Lines below that include the word "your" should each be copied.

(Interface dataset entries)
◇ ◇ ◇

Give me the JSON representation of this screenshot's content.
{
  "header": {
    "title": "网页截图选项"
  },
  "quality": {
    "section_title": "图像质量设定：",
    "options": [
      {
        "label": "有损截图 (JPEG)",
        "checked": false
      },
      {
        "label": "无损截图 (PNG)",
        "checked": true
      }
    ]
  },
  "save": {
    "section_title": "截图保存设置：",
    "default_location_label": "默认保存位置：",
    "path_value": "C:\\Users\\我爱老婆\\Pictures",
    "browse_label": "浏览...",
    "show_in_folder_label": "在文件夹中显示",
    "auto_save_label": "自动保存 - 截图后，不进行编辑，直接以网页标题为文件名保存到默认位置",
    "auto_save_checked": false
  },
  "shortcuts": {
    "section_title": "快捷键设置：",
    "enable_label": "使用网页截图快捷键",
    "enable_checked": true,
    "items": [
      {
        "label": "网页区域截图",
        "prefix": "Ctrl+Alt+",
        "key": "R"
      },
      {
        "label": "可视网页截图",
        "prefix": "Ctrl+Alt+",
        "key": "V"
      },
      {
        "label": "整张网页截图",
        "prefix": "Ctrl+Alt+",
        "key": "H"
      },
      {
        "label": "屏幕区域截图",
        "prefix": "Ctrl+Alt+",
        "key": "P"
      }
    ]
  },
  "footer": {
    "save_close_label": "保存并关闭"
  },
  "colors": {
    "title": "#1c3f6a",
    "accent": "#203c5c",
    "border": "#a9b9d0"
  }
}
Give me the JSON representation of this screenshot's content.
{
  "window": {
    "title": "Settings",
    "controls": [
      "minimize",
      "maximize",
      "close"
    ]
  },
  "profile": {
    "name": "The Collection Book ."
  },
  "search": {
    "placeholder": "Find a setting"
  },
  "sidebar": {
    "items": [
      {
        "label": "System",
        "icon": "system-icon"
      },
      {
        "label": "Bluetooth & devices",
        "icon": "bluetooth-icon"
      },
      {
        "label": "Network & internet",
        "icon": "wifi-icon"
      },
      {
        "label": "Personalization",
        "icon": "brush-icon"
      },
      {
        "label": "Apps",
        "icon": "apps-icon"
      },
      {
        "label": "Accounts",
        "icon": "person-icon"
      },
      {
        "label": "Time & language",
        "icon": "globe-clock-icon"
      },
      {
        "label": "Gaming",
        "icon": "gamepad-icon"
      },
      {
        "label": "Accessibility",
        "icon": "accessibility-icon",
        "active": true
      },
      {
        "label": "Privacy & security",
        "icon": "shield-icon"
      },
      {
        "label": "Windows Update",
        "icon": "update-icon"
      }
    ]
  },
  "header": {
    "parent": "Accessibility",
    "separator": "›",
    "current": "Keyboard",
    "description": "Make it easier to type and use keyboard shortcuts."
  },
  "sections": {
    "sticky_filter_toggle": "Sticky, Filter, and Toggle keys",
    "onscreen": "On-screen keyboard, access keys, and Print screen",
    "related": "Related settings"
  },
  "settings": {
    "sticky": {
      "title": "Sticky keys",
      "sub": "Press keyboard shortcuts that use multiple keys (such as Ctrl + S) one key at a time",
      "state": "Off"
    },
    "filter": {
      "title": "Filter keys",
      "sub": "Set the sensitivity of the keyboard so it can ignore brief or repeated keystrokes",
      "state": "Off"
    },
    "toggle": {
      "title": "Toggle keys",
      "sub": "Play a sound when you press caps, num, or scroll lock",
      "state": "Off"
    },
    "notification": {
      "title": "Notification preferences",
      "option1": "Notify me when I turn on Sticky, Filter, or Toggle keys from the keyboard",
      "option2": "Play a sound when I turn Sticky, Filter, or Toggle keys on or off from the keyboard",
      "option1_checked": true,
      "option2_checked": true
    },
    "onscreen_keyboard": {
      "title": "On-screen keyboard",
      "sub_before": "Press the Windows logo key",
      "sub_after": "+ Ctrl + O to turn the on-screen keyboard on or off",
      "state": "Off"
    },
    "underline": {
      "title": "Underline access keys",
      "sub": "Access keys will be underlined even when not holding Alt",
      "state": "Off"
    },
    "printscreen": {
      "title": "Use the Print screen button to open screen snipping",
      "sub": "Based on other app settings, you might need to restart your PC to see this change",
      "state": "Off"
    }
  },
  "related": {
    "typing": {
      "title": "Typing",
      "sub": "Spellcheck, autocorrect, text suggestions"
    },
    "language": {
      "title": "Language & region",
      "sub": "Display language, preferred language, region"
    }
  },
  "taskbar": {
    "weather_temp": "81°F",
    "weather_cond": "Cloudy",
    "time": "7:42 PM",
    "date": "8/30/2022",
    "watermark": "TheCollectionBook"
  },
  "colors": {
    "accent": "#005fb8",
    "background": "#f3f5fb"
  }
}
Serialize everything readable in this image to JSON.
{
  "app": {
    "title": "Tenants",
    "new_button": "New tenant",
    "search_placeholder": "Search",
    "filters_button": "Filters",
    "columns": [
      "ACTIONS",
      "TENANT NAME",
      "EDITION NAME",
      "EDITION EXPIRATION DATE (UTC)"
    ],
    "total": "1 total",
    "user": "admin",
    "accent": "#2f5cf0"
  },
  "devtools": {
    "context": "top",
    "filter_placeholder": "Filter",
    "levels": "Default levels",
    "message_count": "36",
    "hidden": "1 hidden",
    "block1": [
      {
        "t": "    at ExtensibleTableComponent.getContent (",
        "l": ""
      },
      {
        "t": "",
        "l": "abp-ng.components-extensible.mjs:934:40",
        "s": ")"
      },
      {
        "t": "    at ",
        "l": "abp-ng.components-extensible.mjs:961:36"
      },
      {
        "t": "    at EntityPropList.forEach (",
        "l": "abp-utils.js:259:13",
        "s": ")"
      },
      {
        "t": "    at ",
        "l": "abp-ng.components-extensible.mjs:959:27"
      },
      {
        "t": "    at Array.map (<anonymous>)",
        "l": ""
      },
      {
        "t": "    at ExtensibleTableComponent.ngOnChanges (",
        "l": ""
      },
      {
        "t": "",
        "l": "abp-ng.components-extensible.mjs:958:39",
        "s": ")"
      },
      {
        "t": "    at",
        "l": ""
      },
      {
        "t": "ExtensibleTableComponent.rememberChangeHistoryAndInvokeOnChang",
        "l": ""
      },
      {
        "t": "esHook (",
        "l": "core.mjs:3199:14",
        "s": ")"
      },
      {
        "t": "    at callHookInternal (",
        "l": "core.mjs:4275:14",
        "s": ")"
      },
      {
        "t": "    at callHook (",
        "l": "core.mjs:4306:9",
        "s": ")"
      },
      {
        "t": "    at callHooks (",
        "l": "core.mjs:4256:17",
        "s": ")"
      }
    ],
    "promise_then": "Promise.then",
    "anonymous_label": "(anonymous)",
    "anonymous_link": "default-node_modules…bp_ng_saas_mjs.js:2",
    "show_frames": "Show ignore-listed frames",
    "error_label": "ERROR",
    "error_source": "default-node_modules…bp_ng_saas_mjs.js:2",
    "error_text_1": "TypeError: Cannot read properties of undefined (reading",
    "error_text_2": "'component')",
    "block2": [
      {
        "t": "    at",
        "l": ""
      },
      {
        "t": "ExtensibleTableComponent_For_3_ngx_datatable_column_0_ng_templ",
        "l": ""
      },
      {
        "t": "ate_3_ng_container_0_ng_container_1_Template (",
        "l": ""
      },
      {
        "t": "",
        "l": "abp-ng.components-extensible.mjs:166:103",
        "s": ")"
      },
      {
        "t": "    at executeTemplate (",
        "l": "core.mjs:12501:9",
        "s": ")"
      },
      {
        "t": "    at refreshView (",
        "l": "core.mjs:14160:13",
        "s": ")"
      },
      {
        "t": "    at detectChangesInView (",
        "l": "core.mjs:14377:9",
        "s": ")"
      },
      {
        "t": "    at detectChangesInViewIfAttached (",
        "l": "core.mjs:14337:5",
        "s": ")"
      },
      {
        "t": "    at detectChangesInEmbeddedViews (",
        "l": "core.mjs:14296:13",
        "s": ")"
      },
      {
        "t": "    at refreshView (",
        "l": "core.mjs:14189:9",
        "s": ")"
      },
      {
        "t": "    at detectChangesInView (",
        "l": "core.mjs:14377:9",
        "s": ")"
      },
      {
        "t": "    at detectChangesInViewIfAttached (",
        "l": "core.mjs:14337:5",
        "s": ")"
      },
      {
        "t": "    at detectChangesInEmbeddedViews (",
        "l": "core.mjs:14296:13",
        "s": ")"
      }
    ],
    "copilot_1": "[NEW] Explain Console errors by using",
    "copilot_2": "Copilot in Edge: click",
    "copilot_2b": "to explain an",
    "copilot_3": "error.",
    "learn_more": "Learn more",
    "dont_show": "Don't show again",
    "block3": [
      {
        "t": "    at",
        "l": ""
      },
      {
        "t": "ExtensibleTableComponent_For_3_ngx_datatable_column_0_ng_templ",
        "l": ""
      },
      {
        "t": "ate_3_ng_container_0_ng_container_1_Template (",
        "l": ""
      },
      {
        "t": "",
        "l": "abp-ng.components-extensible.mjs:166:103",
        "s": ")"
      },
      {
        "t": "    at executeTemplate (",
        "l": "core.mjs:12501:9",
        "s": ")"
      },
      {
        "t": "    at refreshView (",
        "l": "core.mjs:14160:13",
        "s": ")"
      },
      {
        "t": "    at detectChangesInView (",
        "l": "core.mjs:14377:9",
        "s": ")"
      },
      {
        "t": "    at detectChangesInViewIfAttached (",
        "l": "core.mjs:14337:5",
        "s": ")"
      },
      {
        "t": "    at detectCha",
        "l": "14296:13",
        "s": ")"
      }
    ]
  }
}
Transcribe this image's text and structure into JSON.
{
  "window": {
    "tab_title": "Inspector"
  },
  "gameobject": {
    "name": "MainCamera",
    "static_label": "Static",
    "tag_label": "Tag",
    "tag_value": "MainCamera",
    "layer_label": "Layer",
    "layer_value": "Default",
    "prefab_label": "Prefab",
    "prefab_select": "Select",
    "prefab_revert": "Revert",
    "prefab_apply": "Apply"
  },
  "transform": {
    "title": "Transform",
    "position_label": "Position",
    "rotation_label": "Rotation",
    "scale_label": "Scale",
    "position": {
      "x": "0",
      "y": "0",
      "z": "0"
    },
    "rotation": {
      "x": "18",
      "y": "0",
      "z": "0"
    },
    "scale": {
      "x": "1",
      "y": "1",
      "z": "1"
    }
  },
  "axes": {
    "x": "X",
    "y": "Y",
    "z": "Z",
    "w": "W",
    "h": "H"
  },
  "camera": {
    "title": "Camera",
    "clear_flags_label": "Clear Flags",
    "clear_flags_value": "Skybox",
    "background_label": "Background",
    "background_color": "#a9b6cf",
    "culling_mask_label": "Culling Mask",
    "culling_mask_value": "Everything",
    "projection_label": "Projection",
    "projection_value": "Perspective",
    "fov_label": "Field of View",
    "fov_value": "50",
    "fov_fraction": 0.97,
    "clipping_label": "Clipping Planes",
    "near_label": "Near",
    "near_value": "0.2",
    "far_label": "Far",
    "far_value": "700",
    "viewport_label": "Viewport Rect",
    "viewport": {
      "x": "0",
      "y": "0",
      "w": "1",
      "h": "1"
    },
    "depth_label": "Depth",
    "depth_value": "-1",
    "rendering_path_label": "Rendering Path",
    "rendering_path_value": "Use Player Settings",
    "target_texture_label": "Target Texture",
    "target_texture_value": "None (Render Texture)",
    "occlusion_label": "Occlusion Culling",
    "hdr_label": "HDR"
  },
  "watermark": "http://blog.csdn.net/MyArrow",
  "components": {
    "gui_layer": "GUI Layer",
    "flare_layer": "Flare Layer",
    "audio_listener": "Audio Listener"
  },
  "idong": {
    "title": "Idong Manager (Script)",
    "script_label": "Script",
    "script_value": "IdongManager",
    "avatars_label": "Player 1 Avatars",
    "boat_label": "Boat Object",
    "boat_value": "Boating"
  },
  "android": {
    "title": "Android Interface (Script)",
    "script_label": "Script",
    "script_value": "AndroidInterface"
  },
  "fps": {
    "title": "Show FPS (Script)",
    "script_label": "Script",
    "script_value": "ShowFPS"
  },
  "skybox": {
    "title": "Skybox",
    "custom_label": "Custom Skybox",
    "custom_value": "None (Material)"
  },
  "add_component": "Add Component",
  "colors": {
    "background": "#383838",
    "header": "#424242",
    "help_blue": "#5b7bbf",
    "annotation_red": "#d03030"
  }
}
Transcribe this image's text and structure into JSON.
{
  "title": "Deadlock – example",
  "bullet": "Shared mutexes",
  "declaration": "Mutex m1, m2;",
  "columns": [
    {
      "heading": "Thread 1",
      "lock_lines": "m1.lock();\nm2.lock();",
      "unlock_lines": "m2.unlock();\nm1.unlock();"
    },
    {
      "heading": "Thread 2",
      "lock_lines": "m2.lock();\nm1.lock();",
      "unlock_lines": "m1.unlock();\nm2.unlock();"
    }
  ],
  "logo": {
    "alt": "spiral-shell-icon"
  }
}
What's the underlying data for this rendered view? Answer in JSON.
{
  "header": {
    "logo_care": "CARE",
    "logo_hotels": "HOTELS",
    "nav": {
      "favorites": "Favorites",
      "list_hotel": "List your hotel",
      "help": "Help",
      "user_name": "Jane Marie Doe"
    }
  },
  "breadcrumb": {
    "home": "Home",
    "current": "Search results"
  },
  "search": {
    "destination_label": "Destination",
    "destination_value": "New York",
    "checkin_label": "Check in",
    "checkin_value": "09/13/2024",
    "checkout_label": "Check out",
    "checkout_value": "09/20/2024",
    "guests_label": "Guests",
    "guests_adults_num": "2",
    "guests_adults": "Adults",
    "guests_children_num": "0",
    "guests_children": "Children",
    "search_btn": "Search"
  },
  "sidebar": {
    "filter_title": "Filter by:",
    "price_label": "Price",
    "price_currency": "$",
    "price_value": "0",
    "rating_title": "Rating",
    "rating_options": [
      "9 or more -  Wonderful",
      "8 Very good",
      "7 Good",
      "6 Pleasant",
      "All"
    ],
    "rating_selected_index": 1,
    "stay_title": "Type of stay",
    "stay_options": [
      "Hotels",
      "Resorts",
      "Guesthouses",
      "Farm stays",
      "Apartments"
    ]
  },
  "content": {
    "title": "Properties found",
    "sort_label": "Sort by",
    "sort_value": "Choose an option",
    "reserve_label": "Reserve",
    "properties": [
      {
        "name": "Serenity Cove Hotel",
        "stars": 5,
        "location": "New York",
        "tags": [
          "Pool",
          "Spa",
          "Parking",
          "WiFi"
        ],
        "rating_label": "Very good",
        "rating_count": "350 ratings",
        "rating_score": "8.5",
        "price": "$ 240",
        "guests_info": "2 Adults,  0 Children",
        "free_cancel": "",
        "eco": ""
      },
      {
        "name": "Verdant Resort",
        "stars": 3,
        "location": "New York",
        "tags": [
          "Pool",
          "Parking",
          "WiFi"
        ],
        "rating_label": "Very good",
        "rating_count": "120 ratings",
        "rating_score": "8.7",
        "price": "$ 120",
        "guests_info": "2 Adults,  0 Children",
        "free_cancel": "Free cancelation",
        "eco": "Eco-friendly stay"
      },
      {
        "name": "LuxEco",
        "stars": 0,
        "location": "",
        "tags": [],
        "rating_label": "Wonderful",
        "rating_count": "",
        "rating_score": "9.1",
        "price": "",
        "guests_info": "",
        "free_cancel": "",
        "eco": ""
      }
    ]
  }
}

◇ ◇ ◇

● SOLUTION TO THIS EXERCISE:
      "sub": "Based on other app settings, you might need to restart your PC to see this change",
      "list_hotel": "List your hotel",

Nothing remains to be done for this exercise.